Exercise objective
Gather the lines below that include the string "date", copying each in full.

Exercise data
[Start of Attachment]
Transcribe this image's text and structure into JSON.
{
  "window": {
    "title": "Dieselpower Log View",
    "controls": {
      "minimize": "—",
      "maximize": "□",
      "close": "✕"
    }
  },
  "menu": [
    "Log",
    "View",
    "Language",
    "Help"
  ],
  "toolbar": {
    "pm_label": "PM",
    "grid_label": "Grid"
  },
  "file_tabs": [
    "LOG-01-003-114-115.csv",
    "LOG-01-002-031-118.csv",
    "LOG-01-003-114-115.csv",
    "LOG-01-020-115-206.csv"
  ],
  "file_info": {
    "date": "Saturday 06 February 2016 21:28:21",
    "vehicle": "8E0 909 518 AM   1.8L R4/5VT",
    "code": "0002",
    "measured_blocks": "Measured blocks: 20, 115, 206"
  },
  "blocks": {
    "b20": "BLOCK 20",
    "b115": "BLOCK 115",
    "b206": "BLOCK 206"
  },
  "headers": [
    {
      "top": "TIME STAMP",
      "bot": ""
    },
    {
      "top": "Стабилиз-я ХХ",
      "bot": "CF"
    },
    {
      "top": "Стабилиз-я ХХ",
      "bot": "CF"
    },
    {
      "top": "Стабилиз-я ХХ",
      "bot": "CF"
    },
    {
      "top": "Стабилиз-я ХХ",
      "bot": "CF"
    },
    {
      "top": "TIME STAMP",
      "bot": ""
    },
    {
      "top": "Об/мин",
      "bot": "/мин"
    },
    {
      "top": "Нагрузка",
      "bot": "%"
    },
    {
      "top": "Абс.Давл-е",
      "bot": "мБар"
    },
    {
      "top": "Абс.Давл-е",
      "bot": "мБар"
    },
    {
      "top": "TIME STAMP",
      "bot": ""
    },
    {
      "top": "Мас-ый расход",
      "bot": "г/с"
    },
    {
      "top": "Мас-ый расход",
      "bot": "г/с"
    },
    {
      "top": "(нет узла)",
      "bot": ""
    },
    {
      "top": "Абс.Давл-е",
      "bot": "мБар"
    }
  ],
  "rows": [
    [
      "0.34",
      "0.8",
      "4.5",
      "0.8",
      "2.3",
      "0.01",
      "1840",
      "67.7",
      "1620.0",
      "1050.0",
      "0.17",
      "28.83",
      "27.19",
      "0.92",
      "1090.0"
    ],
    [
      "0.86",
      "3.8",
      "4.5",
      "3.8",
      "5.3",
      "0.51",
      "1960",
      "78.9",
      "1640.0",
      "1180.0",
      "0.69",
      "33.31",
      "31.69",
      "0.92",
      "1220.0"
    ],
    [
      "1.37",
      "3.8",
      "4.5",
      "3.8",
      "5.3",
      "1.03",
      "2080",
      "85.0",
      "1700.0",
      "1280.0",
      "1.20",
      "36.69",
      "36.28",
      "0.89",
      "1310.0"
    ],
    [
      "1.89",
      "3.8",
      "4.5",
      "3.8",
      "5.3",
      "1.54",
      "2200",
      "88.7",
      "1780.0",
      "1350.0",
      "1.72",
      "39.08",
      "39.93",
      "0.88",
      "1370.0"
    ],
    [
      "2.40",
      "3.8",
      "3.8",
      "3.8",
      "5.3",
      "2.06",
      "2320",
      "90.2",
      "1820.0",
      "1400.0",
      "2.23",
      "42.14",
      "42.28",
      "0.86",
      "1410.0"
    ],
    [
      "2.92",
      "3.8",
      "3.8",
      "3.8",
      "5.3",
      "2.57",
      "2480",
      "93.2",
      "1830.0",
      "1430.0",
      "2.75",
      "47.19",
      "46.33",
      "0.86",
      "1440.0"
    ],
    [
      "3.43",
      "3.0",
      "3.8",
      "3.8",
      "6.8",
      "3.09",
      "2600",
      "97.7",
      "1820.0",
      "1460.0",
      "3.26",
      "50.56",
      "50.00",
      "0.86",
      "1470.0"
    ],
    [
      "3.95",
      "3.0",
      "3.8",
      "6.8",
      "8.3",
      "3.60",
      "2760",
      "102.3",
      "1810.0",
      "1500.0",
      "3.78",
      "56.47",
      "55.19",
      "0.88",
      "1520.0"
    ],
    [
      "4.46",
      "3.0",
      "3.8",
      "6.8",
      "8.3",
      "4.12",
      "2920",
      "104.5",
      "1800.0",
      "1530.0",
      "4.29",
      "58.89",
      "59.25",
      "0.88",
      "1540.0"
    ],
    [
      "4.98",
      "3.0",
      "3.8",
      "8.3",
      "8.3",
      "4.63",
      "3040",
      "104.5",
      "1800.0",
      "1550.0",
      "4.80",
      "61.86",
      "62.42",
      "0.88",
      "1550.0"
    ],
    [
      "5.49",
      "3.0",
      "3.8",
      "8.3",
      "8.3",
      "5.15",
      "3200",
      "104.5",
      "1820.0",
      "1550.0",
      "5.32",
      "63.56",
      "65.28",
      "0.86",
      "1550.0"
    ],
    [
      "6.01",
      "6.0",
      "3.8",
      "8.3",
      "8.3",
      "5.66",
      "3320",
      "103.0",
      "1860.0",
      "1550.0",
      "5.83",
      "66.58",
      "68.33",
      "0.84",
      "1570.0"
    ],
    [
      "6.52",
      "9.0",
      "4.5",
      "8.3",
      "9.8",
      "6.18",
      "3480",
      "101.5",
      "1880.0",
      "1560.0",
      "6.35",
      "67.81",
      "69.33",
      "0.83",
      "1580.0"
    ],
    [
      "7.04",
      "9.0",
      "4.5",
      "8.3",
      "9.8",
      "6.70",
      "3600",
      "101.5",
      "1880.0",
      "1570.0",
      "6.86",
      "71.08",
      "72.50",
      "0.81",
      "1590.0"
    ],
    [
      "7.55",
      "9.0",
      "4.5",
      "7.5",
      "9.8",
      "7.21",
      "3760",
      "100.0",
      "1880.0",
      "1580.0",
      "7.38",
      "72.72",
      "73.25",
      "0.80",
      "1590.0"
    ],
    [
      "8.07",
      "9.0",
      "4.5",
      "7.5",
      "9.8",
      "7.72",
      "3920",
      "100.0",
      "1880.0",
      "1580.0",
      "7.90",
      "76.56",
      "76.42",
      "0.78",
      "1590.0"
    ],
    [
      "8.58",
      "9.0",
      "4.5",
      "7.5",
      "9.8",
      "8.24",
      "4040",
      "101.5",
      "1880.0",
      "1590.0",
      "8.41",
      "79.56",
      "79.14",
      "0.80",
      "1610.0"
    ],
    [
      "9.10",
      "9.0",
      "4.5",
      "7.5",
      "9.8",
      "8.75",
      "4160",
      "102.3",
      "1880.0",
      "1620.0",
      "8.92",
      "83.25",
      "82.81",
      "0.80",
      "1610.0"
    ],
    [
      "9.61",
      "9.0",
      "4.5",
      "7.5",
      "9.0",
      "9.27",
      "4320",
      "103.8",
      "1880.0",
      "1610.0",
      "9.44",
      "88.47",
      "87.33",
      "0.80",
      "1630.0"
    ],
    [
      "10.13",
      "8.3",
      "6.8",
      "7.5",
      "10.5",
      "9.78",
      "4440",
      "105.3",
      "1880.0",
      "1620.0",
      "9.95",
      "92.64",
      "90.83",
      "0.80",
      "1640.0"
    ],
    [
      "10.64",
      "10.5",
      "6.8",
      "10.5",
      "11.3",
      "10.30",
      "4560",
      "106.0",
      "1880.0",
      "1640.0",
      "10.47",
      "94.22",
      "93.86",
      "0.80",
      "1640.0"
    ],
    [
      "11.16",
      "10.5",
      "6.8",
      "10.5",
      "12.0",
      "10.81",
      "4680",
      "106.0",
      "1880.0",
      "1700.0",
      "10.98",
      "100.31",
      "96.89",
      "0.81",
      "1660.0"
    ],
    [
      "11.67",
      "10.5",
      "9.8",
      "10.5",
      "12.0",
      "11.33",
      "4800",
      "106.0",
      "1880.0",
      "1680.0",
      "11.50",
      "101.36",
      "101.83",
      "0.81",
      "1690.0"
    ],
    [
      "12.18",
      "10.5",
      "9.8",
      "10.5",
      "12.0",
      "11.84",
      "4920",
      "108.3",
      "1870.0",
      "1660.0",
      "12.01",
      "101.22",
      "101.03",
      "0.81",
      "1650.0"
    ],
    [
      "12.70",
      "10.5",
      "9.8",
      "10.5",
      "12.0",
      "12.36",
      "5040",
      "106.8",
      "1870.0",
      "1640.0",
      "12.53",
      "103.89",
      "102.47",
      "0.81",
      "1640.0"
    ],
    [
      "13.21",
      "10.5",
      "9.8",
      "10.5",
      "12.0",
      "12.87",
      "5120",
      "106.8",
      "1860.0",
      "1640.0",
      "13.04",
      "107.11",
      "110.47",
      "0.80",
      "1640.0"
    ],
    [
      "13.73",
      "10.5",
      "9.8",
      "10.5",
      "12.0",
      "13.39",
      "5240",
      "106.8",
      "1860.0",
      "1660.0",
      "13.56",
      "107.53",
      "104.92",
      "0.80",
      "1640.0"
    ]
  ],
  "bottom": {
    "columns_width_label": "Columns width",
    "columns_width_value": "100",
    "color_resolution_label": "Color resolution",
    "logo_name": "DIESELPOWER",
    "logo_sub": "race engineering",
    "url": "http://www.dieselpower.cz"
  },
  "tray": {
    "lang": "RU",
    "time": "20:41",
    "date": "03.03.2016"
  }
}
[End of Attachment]
Response
    "date": "Saturday 06 February 2016 21:28:21",
    "date": "03.03.2016"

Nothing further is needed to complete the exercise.